ACVG is similar to DCVG with the exception that the applied current is an alternating signal.
The theoretical voltage gradient at a single coating flaw (valid for both DCVG and ACVG) could be described by the radial equal potential gradient lines in an ideal situation (with uniform soil resistivity).
A linear anode was used as the current source for GIS and DCVG testing and the five vertical anodes in the southwest corner of the facility were used as the current source for the signal in the PCM and ACVG testing.
Table 1 is a summary or the ACVG and DCVG indication data by approximate location against those found in the baseline-isolated survey.
It is likely that the same relative current splits occurred during the ACVG surveys.
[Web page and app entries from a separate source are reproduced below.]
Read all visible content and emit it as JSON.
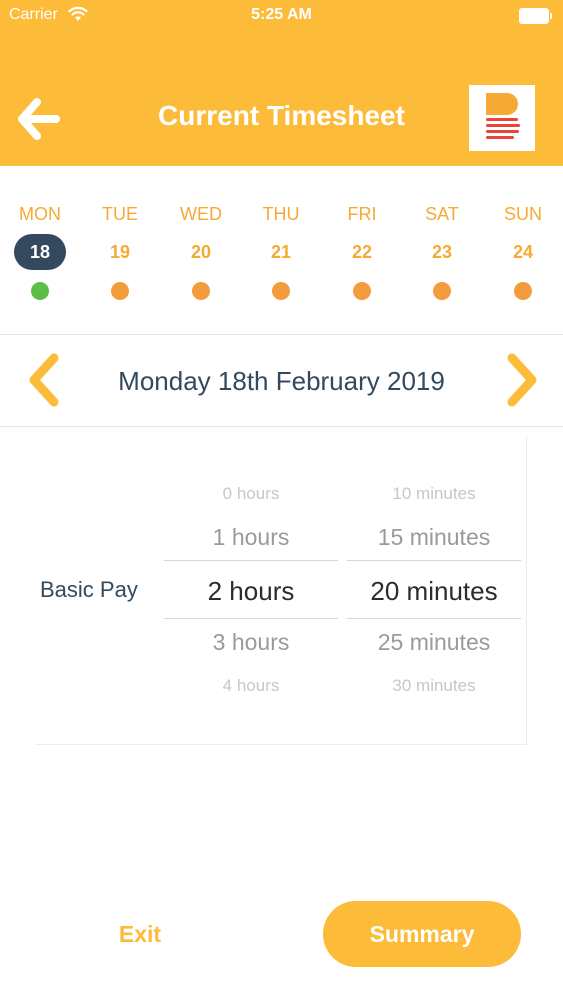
{
  "status_bar": {
    "carrier": "Carrier",
    "time": "5:25 AM"
  },
  "header": {
    "title": "Current Timesheet",
    "back_icon": "arrow-left-icon",
    "logo": "brand-logo"
  },
  "colors": {
    "primary": "#FDBB3A",
    "text_dark": "#34495E",
    "dot_done": "#5CBE47",
    "dot_pending": "#F39C3D"
  },
  "week": {
    "days": [
      {
        "name": "MON",
        "date": "18",
        "selected": true
      },
      {
        "name": "TUE",
        "date": "19",
        "selected": false
      },
      {
        "name": "WED",
        "date": "20",
        "selected": false
      },
      {
        "name": "THU",
        "date": "21",
        "selected": false
      },
      {
        "name": "FRI",
        "date": "22",
        "selected": false
      },
      {
        "name": "SAT",
        "date": "23",
        "selected": false
      },
      {
        "name": "SUN",
        "date": "24",
        "selected": false
      }
    ]
  },
  "date_nav": {
    "label": "Monday 18th February 2019",
    "prev_icon": "chevron-left-icon",
    "next_icon": "chevron-right-icon"
  },
  "entry": {
    "label": "Basic Pay",
    "hours_options": [
      "0 hours",
      "1 hours",
      "2 hours",
      "3 hours",
      "4 hours"
    ],
    "hours_selected": "2 hours",
    "minutes_options": [
      "10 minutes",
      "15 minutes",
      "20 minutes",
      "25 minutes",
      "30 minutes"
    ],
    "minutes_selected": "20 minutes"
  },
  "footer": {
    "exit_label": "Exit",
    "summary_label": "Summary"
  }
}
The ACVG and PCM surveys were also affected by the parallel cable in close proximity to the buried pipe by what appeared to be a self-canceling of the signal along the parallel cable.
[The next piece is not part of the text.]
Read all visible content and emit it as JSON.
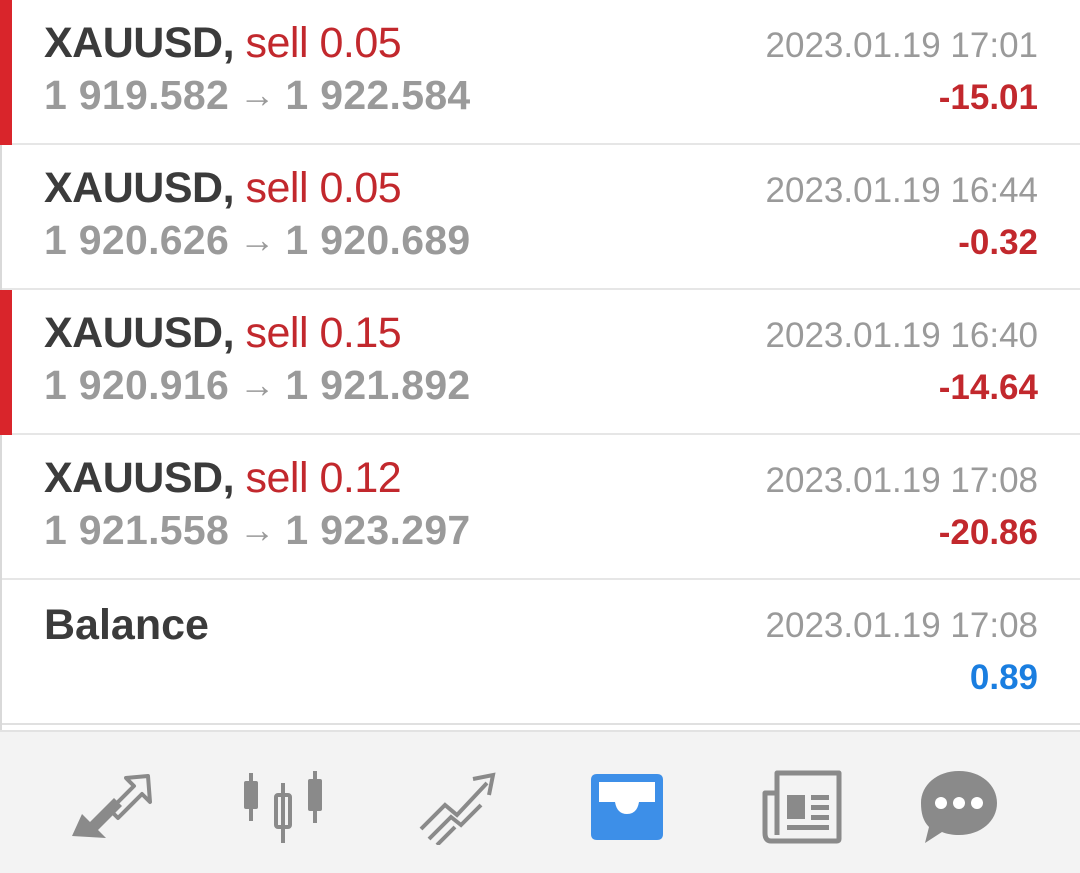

This is the principle and method used for ACVG surveys; two soil-contact probes (metal or half cells can be used) are placed on the ground making soil contact and measuring for pressure spikes (increased voltage) along the length of the pipe.
Where there are leaks or holes in the pipe coating, the AC current flows out into the soil and the locator measures the current loss from measurements taken before and after the defect, while the ACVG survey measures the resulting pressure increase in the soil next to the pipe-coating defect.
This is as simple as moving the ACVG probes around to pinpoint the highest pressure or greatest voltage, and if it is not directly over the pipe, we can safely rule it as a foreign metal object or interference for the survey.
For example, the ACVG
has the two ground-contacting electrodes mounted on an A frame instead of two surveyors, and uses a meter indication instead of an audible signal.